Fibromyalgia was eventually established as a diagnosis. But many of the symptoms, like bodywide pain and stiffness, anxiety, sleep problems, and fatigue are seen in other diseases that have to be ruled out before it can be treated. Those treatments have also been elusive. Now scientists at Ohio State University hope to change that. They have found biomarkers that can identify the disease. That means patients may be able to get a faster diagnosis and better care. The findings have been reported in the Journal of Biological Chemistry and are outlined in the video.
These biomarkers are a type of "metabolic fingerprint" that could help create of targeted treatments for patients, said lead researcher Kevin Hackshaw. This metabolic fingerprint can also help scientists develop accurate and rapid diagnostic tools. "We found clear, reproducible metabolic patterns in the blood of dozens of patients with fibromyalgia. This brings us much closer to a blood test than we have ever been," explained Hackshaw, who is an associate professor in Ohio State's College of Medicine and a rheumatologist at the university's Wexner Medical Center.
This work can help improve patient care and can also silence critics who have been reluctant to accept the existence of the disorder. "Most physicians nowadays don't question whether fibromyalgia is real, but there are still skeptics out there," Hackshaw noted.
People that suffer from the disease but remain undiagnosed may also be prescribed opioids, which could carry more risk than benefit for them. "When you look at chronic pain clinics, about 40 percent of patients on opioids meet the diagnostic criteria for fibromyalgia. Fibromyalgia often gets worse, and certainly doesn't get better, with opioids,” said Hackshaw.
In this work, the researchers assessed 50 people who had been diagnosed with fibromyalgia, 29 with rheumatoid arthritis and 23 with lupus.

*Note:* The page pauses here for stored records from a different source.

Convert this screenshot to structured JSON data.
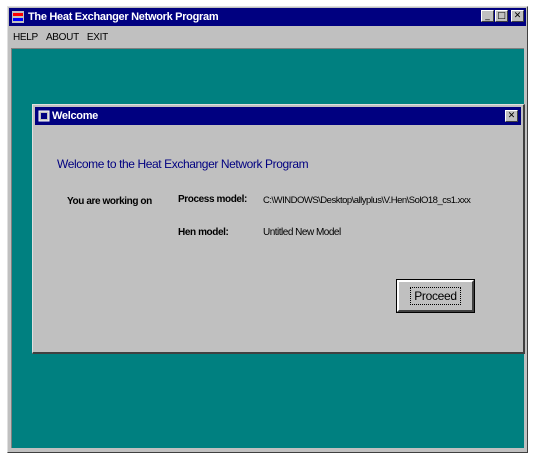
{
  "app": {
    "title": "The Heat Exchanger Network Program",
    "icon": "app-icon",
    "window_buttons": [
      "_",
      "□",
      "✕"
    ]
  },
  "menu": {
    "items": [
      "HELP",
      "ABOUT",
      "EXIT"
    ]
  },
  "dialog": {
    "title": "Welcome",
    "close_glyph": "✕",
    "welcome_message": "Welcome to the Heat Exchanger Network Program",
    "working_label": "You are working on",
    "process_model_label": "Process model:",
    "process_model_value": "C:\\WINDOWS\\Desktop\\allyplus\\V.Hen\\SolO18_cs1.xxx",
    "hen_model_label": "Hen model:",
    "hen_model_value": "Untitled New Model",
    "proceed_label": "Proceed"
  },
  "colors": {
    "titlebar": "#000080",
    "client_bg": "#008080",
    "face": "#c0c0c0",
    "welcome_text": "#000080"
  }
}
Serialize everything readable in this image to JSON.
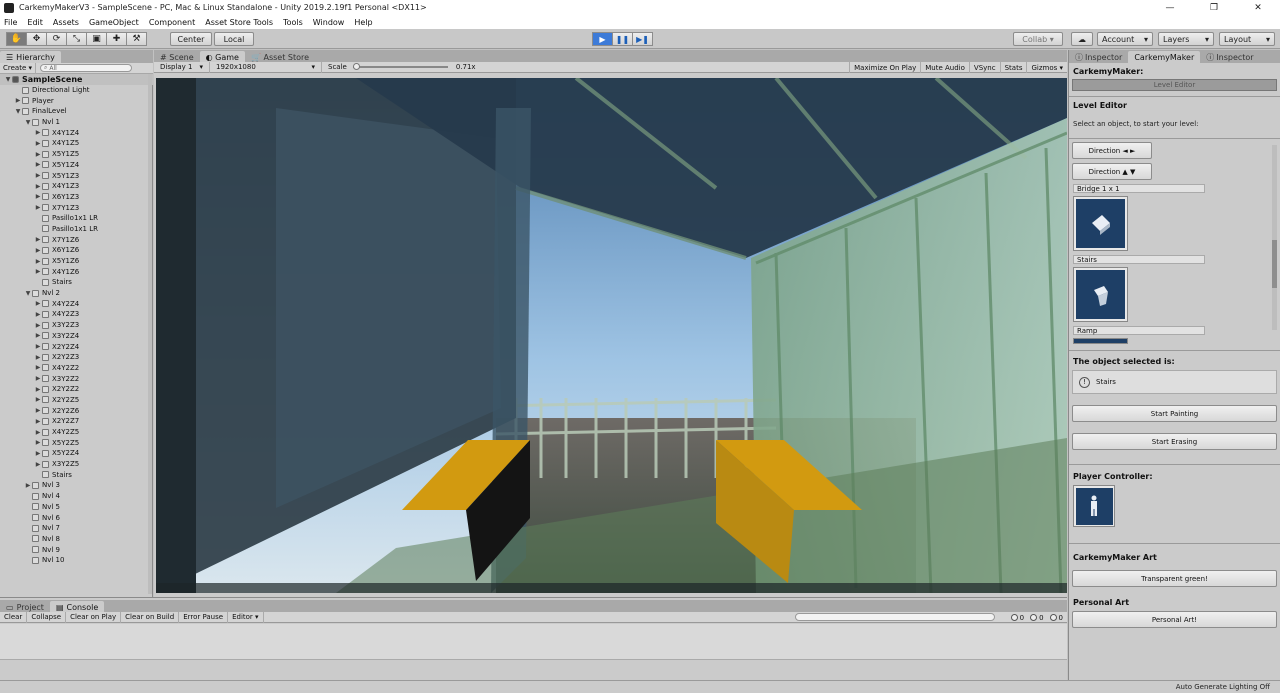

The researchers used a tool called vibrational spectroscopy to measure the molecular energy level in the blood samples The tool is outlined in the video below). They began with samples with a known diagnosis, and moved on to testing more samples blindly. They were able to use the molecular signature of each sample to assign a diagnosis, and did so correctly for all the remaining samples. They also observed that this so-called metabolic fingerprint could potentially help show how severe a case of fibromyalgia is.
"These initial results are remarkable. If we can help speed diagnosis for these patients, their treatment will be better and they'll likely have better outlooks. There's nothing worse than being in a gray area where you don't know what disease you have," said study co-author Luis Rodriguez-Saona.
The researchers want to turn to a larger cohort to see if they can replicate these results. Hackshaw wants to create a test that will be useful in the clinic within five years.
This research could also help identify proteins or other molecules that are connected to the disease, said Rodriguez-Saona. "We can look back into some of these fingerprints and potentially identify some of the chemicals associated with the differences we are seeing," he added.